In 2014, treadmills accounted for 24,400 injuries across the United States
They say that soreness is a sign of a good workout but pushing yourself to injury is another thing.
An analysis done by ellipticalreviews.com sought to find out what the riskiest exercise and equipment are by looking at emergency room data from the National Electronic Injury Surveillance System (NEISS).
Looking at the number of workout-related emergency room (ER) visits, it found that roughly a third of ER visits involved running and treadmills. Though the injuries involved—shin splints, stress fractures, and runner’s knee—could easily have been avoided with proper pacing, pushing yourself too hard and not doing the proper warm-ups can lead to these injuries. Treadmill injuries can range from simple sprains to broken bones. Stationary bikes and ellipticals-related incidents are also of a similar nature.
Not all of them were related to overuse though; some cases of physical trauma were just accidents. One of the more serious offenders is the medicine ball, which was responsible for seven percent of the cases. Medicine balls are usually thrown over head or slammed against a wall. This is why accidents related to them are usually head injuries, same with jumping rope and pull-up bars.
The analysis also identified the neck, lower back, and shoulders as common sources of injury, influenced by a mixture of elements including posture, physical strain, and poor form. Bad form can also get you seriously hurt if you’re exercising with weights.

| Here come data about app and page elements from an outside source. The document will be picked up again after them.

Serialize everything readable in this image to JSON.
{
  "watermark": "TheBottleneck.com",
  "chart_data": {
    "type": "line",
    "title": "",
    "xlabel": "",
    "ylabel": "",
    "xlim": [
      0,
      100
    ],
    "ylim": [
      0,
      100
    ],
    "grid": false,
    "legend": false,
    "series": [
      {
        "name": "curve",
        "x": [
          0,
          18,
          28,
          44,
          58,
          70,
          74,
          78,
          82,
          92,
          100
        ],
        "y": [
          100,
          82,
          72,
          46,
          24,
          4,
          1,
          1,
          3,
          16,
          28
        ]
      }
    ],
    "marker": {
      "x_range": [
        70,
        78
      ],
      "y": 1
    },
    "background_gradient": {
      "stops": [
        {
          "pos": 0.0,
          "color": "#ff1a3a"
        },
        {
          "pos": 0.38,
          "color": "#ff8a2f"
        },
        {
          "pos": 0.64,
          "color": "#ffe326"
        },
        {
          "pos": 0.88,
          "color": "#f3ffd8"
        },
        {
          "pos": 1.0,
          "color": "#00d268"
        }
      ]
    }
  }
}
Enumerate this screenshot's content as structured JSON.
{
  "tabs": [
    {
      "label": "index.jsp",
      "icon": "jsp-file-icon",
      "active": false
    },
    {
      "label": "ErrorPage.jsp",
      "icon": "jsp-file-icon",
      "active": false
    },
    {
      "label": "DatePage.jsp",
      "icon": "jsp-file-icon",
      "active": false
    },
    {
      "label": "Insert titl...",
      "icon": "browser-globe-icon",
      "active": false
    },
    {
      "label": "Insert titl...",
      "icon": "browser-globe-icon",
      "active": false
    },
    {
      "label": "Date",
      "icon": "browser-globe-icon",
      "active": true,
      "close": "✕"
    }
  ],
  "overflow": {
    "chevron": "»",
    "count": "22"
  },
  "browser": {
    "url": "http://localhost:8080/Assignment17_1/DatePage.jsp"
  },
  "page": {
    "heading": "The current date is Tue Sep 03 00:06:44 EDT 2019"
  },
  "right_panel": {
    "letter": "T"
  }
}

The only thing that separates your favorite gym equipment from a dangerous machine is yourself. You have to know your limits and have someone with experience be your spotter. Most gyms have resident coaches and trainers to watch over, so make sure you ask for help to avoid improper form.